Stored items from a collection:
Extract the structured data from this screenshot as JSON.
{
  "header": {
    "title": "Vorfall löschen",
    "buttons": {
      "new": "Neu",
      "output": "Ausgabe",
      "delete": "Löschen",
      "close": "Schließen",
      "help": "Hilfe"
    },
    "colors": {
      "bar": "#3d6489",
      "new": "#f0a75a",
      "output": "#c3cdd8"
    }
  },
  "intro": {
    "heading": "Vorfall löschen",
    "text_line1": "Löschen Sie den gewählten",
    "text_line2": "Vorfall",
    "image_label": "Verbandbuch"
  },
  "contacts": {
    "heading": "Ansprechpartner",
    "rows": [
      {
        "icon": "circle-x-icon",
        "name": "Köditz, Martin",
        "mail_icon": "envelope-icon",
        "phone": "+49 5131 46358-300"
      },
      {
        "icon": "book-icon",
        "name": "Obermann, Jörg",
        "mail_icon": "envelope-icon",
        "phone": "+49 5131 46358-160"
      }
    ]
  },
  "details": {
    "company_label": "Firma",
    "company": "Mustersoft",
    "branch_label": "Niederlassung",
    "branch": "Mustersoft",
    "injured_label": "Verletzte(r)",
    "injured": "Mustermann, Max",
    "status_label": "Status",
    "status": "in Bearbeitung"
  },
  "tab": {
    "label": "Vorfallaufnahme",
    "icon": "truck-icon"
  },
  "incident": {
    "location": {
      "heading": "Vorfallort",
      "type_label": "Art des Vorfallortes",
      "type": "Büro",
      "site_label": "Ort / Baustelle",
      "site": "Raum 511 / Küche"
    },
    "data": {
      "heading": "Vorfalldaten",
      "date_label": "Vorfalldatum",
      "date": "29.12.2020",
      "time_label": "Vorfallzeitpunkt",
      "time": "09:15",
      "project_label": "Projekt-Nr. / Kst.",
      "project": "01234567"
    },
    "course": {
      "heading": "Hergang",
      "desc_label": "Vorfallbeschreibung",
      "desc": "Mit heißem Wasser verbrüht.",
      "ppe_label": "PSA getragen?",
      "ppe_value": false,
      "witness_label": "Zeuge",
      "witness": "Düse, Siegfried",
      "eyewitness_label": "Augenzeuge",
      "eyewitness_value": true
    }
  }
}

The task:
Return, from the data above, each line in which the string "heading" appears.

Written response:
    "heading": "Vorfall löschen",
    "heading": "Ansprechpartner",
      "heading": "Vorfallort",
      "heading": "Vorfalldaten",
      "heading": "Hergang",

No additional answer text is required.